# PROVIDED ENTRIES:
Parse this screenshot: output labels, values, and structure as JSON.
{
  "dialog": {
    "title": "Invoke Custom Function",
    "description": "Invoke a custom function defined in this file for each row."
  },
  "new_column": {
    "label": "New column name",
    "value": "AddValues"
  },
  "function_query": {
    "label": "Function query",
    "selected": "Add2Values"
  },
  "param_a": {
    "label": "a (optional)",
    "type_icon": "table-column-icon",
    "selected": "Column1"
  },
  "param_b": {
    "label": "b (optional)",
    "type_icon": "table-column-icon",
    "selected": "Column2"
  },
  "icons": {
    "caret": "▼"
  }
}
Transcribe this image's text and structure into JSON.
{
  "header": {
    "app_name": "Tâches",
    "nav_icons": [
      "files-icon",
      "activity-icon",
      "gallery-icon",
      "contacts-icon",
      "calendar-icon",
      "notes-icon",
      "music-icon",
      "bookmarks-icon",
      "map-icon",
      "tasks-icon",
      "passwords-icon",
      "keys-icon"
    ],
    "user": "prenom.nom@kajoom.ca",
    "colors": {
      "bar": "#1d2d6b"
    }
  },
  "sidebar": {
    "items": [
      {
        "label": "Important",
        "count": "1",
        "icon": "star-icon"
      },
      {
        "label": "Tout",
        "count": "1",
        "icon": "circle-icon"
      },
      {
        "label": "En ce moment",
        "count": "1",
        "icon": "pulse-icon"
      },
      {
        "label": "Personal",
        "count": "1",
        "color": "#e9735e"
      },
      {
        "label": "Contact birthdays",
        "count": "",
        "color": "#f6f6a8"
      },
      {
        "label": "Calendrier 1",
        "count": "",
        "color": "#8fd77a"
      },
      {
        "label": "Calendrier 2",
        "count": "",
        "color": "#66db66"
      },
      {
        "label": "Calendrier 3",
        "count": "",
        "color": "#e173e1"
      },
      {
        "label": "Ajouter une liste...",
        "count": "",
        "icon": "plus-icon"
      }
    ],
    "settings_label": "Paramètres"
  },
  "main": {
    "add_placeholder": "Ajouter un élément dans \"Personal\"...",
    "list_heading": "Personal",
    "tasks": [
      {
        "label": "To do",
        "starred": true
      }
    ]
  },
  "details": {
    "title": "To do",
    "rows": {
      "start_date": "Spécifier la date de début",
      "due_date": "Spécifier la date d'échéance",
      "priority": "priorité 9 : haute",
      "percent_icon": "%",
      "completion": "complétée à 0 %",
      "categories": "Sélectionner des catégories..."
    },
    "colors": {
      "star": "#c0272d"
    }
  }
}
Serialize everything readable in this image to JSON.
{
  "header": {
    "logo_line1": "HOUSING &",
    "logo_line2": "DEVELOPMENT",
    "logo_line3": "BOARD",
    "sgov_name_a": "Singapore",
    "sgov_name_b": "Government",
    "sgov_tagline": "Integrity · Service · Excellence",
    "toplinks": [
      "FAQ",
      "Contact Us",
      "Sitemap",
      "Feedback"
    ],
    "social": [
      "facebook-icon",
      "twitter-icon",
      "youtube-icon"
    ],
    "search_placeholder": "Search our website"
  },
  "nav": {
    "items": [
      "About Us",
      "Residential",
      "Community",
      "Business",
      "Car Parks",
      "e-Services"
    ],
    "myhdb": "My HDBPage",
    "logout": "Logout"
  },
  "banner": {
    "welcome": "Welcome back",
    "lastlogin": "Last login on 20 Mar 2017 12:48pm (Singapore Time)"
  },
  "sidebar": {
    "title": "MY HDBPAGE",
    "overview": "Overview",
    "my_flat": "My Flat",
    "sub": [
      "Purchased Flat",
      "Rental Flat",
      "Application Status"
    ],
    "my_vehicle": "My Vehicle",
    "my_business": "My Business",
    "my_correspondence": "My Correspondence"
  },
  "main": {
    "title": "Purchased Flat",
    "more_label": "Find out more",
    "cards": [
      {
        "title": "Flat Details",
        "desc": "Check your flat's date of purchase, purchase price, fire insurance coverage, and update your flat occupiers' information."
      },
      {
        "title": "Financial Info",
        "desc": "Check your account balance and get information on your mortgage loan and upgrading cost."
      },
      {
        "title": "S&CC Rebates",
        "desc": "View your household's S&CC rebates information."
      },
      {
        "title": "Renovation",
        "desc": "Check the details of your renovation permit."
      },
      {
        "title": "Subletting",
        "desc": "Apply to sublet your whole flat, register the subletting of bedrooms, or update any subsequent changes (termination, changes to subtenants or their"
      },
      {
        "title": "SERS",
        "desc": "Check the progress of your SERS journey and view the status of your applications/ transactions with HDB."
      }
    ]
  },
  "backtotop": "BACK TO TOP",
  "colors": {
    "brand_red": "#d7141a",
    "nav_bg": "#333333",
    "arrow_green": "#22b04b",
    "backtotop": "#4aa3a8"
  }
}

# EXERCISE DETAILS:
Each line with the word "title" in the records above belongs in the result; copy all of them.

# REPLY TO THE TASK:
    "title": "Invoke Custom Function",
    "title": "To do",
    "title": "MY HDBPAGE",
    "title": "Purchased Flat",
        "title": "Flat Details",
        "title": "Financial Info",
        "title": "S&CC Rebates",
        "title": "Renovation",
        "title": "Subletting",
        "title": "SERS",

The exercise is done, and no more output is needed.